Work to be completed: A line belongs in the answer if it contains "Pictures"; copy every such line from the entries below.

Data excerpts
=== Begin Enclosure ===

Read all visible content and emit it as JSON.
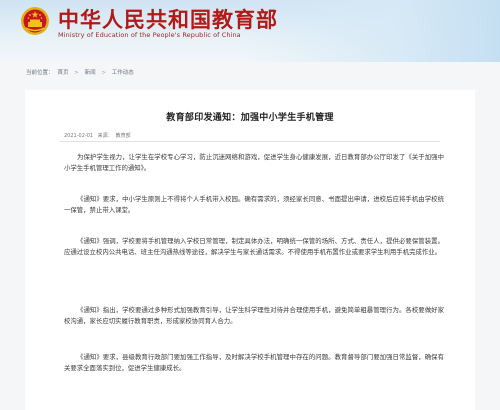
{
  "header": {
    "title": "中华人民共和国教育部",
    "subtitle": "Ministry of Education of the People's Republic of China"
  },
  "breadcrumb": {
    "label": "当前位置：",
    "items": [
      "首页",
      "新闻",
      "工作动态"
    ],
    "separator": ">"
  },
  "article": {
    "title": "教育部印发通知：加强中小学生手机管理",
    "date": "2021-02-01",
    "source_label": "来源：",
    "source": "教育部",
    "paragraphs": [
      "为保护学生视力，让学生在学校专心学习，防止沉迷网络和游戏，促进学生身心健康发展，近日教育部办公厅印发了《关于加强中小学生手机管理工作的通知》。",
      "《通知》要求，中小学生原则上不得将个人手机带入校园。确有需求的，须经家长同意、书面提出申请，进校后应将手机由学校统一保管，禁止带入课堂。",
      "《通知》强调，学校要将手机管理纳入学校日常管理，制定具体办法，明确统一保管的场所、方式、责任人，提供必要保管装置。应通过设立校内公共电话、班主任沟通热线等途径，解决学生与家长通话需求。不得使用手机布置作业或要求学生利用手机完成作业。",
      "《通知》指出，学校要通过多种形式加强教育引导，让学生科学理性对待并合理使用手机，避免简单粗暴管理行为。各校要做好家校沟通，家长应切实履行教育职责，形成家校协同育人合力。",
      "《通知》要求，县级教育行政部门要加强工作指导，及时解决学校手机管理中存在的问题。教育督导部门要加强日常监督，确保有关要求全面落实到位，促进学生健康成长。"
    ]
  },
  "colors": {
    "title_red": "#b01a17",
    "banner_blue": "#cfe3f2",
    "emblem_gold": "#f2c21a"
  },
  "icons": [
    "national-emblem-icon"
  ]
}
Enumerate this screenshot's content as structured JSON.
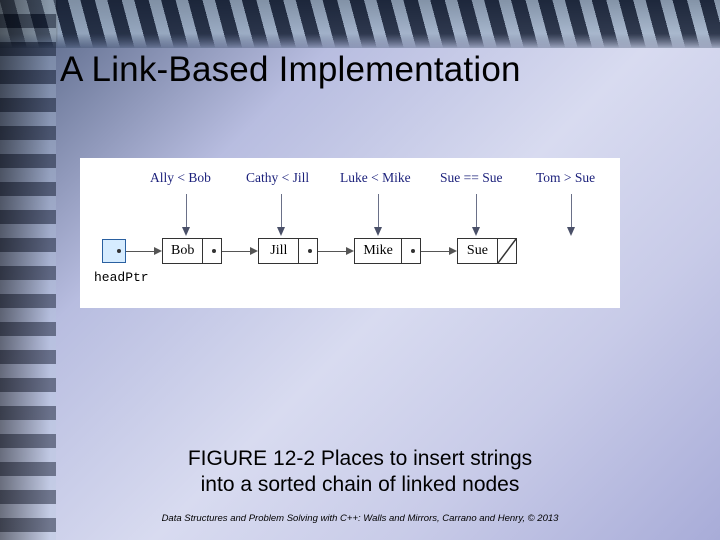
{
  "title": "A Link-Based Implementation",
  "headPtrLabel": "headPtr",
  "comparisons": [
    {
      "text": "Ally < Bob"
    },
    {
      "text": "Cathy < Jill"
    },
    {
      "text": "Luke < Mike"
    },
    {
      "text": "Sue == Sue"
    },
    {
      "text": "Tom > Sue"
    }
  ],
  "nodes": [
    {
      "label": "Bob",
      "null": false
    },
    {
      "label": "Jill",
      "null": false
    },
    {
      "label": "Mike",
      "null": false
    },
    {
      "label": "Sue",
      "null": true
    }
  ],
  "caption_line1": "FIGURE 12-2 Places to insert strings",
  "caption_line2": "into a sorted chain of linked nodes",
  "credit": "Data Structures and Problem Solving with C++: Walls and Mirrors, Carrano and Henry, ©  2013"
}
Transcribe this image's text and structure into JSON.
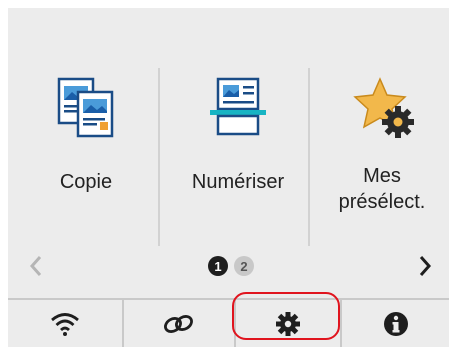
{
  "tiles": [
    {
      "label": "Copie",
      "icon": "copy-icon"
    },
    {
      "label": "Numériser",
      "icon": "scan-icon"
    },
    {
      "label_line1": "Mes",
      "label_line2": "présélect.",
      "icon": "my-presets-star-gear-icon"
    }
  ],
  "pager": {
    "current": "1",
    "next": "2"
  },
  "bottom_bar": {
    "items": [
      "wifi-icon",
      "link-icon",
      "settings-gear-icon",
      "info-icon"
    ]
  },
  "colors": {
    "screen_bg": "#ececec",
    "highlight": "#e0141e",
    "star": "#f2b84b"
  }
}
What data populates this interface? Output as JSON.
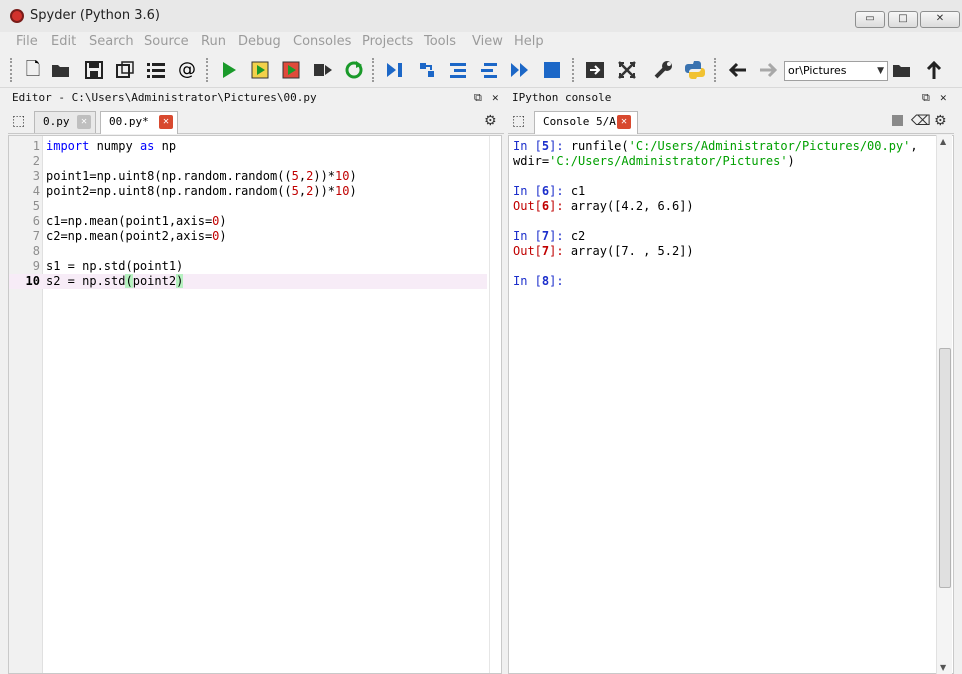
{
  "window": {
    "title": "Spyder (Python 3.6)",
    "minimize": "▭",
    "maximize": "□",
    "close": "✕"
  },
  "menu": [
    "File",
    "Edit",
    "Search",
    "Source",
    "Run",
    "Debug",
    "Consoles",
    "Projects",
    "Tools",
    "View",
    "Help"
  ],
  "toolbar": {
    "path_value": "or\\Pictures"
  },
  "editor": {
    "header": "Editor - C:\\Users\\Administrator\\Pictures\\00.py",
    "tabs": [
      {
        "label": "0.py",
        "close": "✕"
      },
      {
        "label": "00.py*",
        "close": "✕"
      }
    ],
    "lines": [
      {
        "n": "1",
        "code": "import numpy as np"
      },
      {
        "n": "2",
        "code": ""
      },
      {
        "n": "3",
        "code": "point1=np.uint8(np.random.random((5,2))*10)"
      },
      {
        "n": "4",
        "code": "point2=np.uint8(np.random.random((5,2))*10)"
      },
      {
        "n": "5",
        "code": ""
      },
      {
        "n": "6",
        "code": "c1=np.mean(point1,axis=0)"
      },
      {
        "n": "7",
        "code": "c2=np.mean(point2,axis=0)"
      },
      {
        "n": "8",
        "code": ""
      },
      {
        "n": "9",
        "code": "s1 = np.std(point1)"
      },
      {
        "n": "10",
        "code": "s2 = np.std(point2)"
      }
    ]
  },
  "console": {
    "header": "IPython console",
    "tab": "Console 5/A",
    "tab_close": "✕",
    "lines": [
      "In [5]: runfile('C:/Users/Administrator/Pictures/00.py',",
      "wdir='C:/Users/Administrator/Pictures')",
      "In [6]: c1",
      "Out[6]: array([4.2, 6.6])",
      "In [7]: c2",
      "Out[7]: array([7. , 5.2])",
      "In [8]:"
    ]
  },
  "colors": {
    "keyword": "#0000ff",
    "number": "#c00000",
    "string": "#00a000",
    "prompt_in": "#1c2fcc",
    "prompt_out": "#c00000",
    "run_green": "#1a9a2a",
    "tool_blue": "#1c67c7"
  }
}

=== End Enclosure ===

The answer:
    "path_value": "or\\Pictures"
    "header": "Editor - C:\\Users\\Administrator\\Pictures\\00.py",
      "In [5]: runfile('C:/Users/Administrator/Pictures/00.py',",
      "wdir='C:/Users/Administrator/Pictures')",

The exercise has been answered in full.